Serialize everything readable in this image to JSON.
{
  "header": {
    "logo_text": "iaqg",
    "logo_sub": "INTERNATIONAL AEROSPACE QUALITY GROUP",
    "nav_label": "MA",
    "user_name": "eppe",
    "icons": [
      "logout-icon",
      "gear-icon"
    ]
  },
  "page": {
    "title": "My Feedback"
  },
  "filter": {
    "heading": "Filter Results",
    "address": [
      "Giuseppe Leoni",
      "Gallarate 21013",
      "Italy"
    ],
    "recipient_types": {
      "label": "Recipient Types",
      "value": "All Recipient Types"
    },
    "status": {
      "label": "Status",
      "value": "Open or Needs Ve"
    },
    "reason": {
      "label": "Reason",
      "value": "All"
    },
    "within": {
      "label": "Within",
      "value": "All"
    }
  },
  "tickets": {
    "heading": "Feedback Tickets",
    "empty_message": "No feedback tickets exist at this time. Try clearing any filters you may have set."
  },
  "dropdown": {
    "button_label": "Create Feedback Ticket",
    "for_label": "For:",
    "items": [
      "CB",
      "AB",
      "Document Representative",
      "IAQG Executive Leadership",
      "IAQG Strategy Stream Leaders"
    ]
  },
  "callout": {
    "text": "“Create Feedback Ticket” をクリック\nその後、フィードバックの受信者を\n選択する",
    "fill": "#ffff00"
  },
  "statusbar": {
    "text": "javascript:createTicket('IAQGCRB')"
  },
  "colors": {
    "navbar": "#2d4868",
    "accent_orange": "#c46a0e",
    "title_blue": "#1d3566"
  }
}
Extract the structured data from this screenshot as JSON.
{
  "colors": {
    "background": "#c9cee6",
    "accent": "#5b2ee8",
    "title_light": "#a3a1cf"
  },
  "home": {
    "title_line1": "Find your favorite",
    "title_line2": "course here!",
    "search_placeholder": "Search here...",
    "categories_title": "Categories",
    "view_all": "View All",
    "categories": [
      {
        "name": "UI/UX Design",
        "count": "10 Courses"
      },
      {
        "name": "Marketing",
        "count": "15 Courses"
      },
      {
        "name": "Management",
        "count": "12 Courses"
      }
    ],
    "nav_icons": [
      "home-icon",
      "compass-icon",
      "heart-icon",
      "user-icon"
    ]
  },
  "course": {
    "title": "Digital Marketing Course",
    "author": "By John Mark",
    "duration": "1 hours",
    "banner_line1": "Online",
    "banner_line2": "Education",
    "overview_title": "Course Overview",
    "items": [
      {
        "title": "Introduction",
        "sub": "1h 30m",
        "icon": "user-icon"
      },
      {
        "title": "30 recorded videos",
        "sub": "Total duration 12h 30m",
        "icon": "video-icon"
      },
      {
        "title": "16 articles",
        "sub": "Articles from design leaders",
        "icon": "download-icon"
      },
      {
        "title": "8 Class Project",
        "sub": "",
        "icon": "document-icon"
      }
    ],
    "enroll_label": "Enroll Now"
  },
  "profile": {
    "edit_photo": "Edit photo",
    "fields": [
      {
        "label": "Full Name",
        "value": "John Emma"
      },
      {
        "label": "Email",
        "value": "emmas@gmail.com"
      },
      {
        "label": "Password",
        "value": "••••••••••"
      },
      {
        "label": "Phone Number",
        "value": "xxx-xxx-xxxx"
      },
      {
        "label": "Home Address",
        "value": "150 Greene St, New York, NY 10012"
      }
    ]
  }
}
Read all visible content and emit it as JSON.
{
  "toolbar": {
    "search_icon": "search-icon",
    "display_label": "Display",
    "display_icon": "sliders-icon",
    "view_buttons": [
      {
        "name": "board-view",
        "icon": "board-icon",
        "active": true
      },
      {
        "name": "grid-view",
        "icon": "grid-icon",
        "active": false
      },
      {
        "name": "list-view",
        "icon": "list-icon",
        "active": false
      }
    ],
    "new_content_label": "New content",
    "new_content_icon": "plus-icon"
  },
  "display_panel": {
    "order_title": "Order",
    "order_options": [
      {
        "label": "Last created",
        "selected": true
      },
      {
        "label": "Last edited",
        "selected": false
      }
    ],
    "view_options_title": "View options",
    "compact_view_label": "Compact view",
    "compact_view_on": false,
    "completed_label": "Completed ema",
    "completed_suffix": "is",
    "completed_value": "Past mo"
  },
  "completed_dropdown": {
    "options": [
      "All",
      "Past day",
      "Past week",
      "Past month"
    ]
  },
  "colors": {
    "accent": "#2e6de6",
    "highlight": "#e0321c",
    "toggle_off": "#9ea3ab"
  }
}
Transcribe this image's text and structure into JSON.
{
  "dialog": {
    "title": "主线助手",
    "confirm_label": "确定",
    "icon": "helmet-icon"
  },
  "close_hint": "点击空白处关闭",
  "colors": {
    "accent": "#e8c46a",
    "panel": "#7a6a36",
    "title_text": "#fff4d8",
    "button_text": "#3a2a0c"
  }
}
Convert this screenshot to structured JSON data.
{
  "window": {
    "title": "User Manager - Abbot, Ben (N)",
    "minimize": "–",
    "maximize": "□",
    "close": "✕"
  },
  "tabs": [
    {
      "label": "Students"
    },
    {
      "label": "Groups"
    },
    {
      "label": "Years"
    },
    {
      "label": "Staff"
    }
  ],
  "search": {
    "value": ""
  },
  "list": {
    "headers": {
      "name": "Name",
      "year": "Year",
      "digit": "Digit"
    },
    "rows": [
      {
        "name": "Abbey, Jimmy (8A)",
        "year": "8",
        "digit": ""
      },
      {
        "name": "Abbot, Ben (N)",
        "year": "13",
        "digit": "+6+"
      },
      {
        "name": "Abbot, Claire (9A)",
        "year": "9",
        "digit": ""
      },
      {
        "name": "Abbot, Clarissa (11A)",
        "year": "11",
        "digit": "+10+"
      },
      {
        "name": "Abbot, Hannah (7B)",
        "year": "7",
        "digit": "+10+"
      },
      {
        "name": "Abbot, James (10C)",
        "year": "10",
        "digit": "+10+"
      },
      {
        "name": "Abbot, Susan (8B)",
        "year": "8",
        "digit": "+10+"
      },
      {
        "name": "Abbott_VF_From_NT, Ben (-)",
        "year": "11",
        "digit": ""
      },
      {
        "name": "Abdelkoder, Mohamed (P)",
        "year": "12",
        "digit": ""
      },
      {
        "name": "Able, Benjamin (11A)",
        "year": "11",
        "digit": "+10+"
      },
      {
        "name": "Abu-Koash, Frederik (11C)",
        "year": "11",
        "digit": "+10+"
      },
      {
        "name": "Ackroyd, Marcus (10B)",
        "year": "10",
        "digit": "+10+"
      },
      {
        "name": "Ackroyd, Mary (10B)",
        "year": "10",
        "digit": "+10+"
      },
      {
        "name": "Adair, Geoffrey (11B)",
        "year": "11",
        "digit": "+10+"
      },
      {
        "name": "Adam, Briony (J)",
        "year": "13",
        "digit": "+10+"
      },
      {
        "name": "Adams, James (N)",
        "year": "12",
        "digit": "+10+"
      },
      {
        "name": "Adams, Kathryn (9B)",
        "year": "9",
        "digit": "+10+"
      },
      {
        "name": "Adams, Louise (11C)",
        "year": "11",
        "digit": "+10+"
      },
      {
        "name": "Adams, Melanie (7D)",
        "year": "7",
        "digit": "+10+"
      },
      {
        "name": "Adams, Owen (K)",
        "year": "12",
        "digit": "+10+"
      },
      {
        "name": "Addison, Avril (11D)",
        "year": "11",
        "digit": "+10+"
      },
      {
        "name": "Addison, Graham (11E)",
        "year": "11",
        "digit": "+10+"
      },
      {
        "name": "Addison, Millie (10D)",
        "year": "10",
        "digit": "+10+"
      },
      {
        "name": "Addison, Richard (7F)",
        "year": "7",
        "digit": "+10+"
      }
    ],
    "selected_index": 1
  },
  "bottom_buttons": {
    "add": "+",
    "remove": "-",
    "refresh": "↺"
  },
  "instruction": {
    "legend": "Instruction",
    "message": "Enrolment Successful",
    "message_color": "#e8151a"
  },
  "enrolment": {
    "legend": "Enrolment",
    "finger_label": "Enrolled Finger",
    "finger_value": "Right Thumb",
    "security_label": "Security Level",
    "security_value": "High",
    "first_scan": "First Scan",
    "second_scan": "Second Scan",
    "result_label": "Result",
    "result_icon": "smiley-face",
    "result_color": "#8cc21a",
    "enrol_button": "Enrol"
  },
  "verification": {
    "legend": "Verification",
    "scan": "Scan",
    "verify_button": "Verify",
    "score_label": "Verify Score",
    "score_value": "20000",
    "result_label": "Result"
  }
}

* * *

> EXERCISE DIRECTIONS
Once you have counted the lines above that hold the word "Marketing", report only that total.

> ANSWER SECTION
2